## Data extracts
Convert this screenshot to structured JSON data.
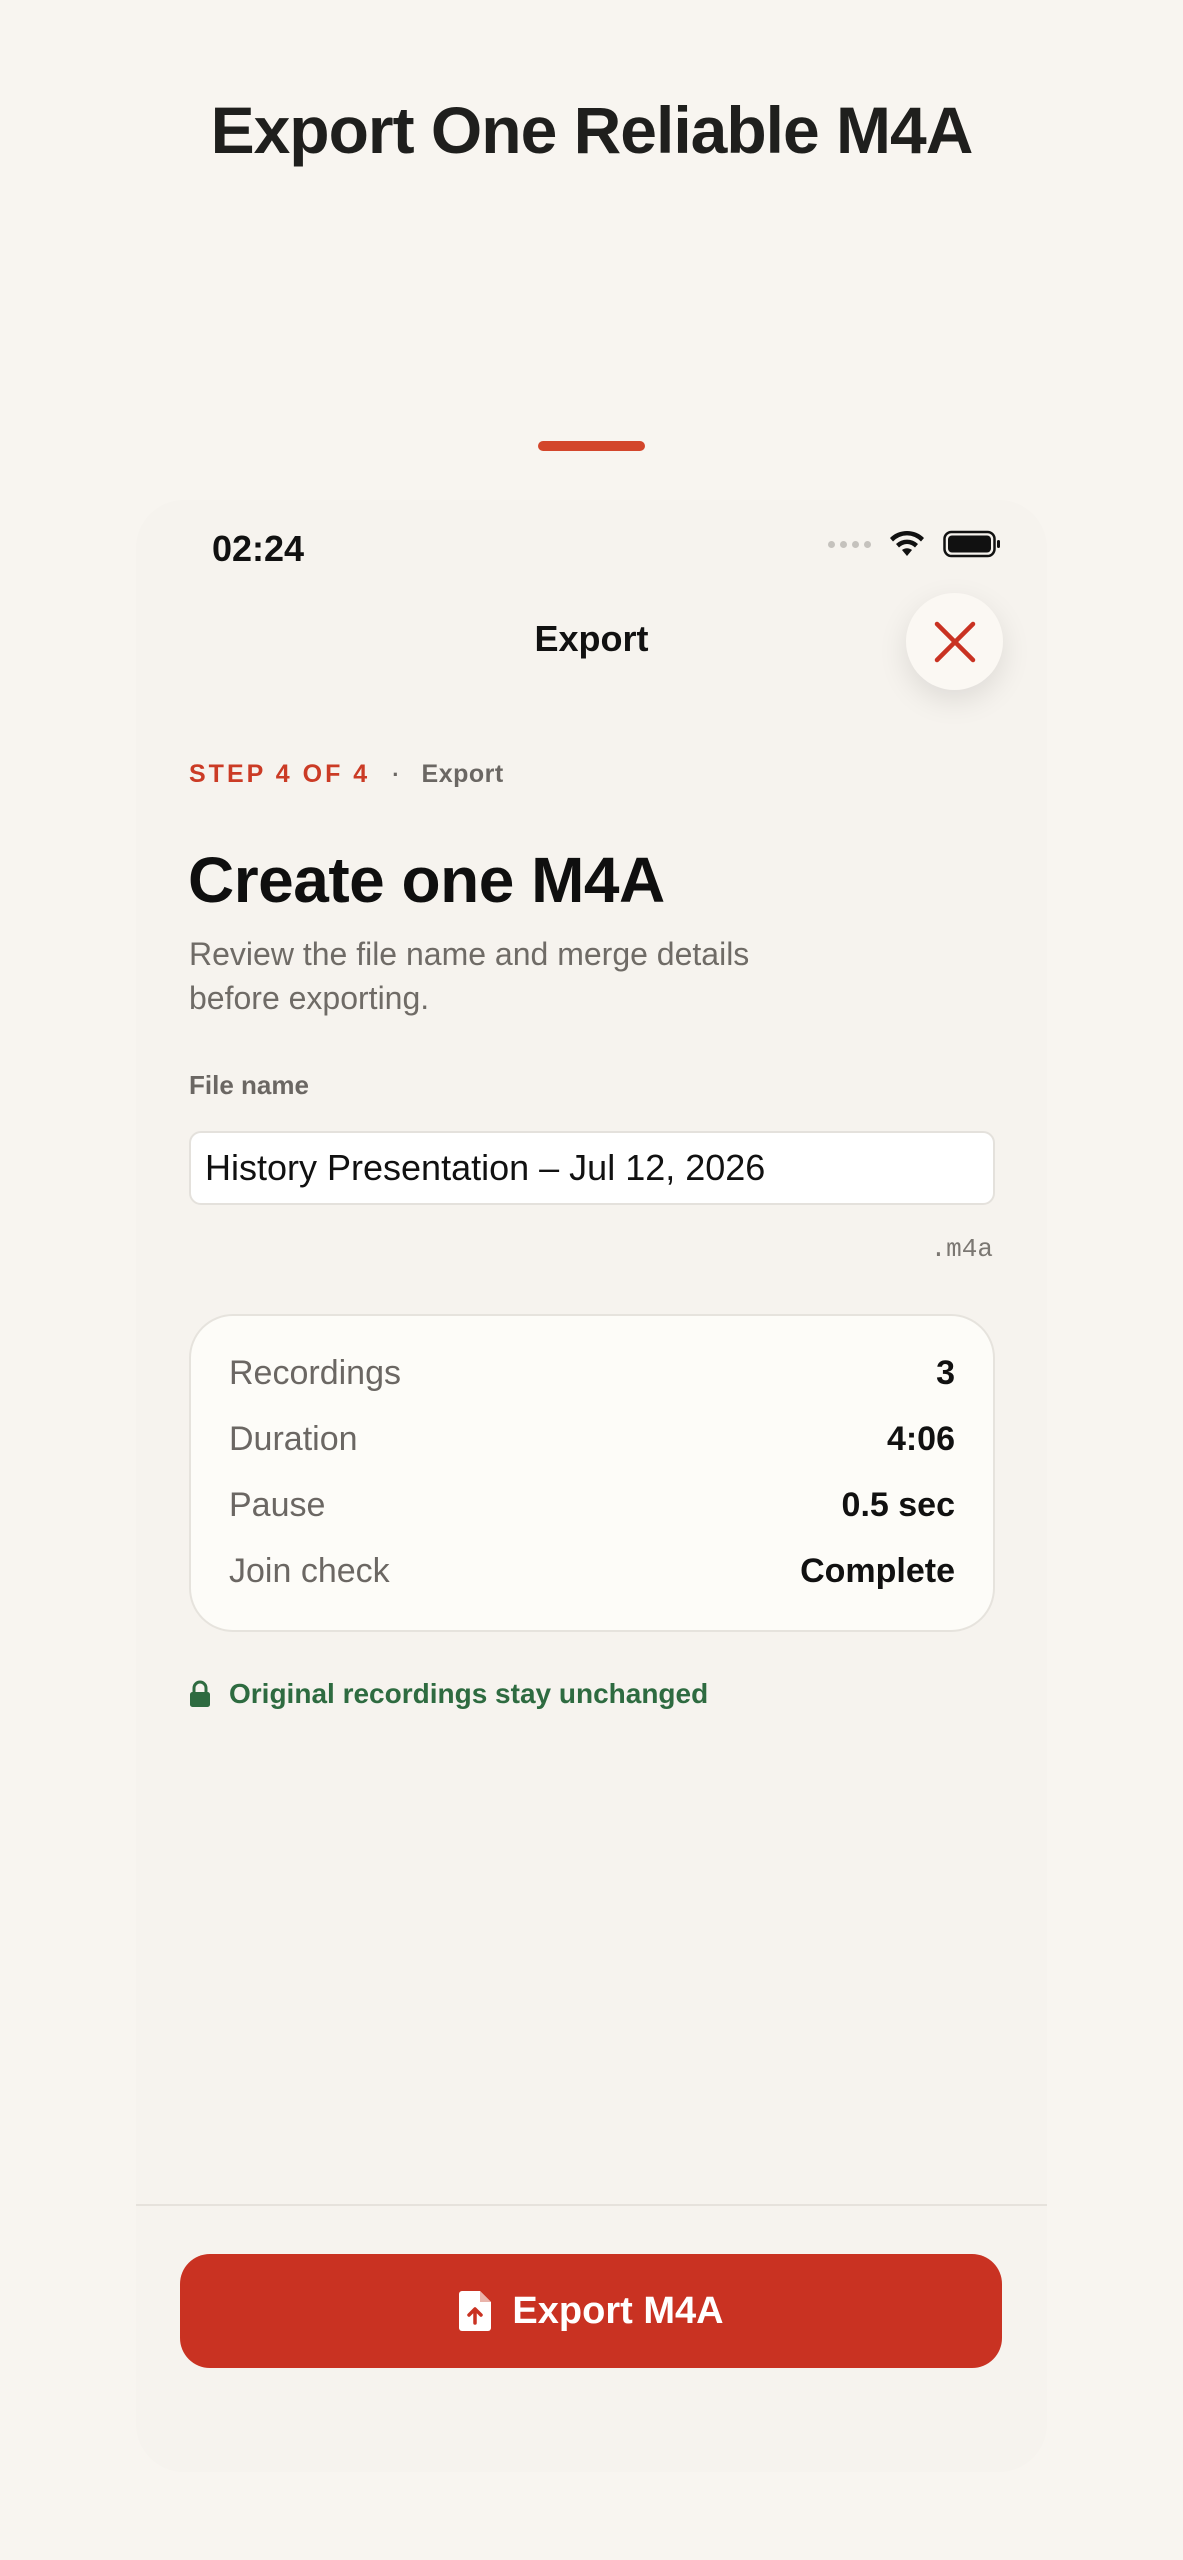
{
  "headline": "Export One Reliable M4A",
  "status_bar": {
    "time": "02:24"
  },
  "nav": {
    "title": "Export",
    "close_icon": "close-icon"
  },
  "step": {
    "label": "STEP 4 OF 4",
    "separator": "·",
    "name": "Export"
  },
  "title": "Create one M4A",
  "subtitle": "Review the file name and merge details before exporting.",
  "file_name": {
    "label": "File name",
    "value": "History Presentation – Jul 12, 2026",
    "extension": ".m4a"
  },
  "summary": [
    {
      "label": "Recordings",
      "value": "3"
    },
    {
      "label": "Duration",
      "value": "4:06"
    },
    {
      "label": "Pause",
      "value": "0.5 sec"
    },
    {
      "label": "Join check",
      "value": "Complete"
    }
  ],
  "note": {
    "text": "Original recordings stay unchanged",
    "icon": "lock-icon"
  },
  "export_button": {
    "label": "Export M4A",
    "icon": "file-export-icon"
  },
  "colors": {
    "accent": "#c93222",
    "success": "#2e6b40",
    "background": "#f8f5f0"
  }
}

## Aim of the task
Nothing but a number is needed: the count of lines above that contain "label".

## Task response
7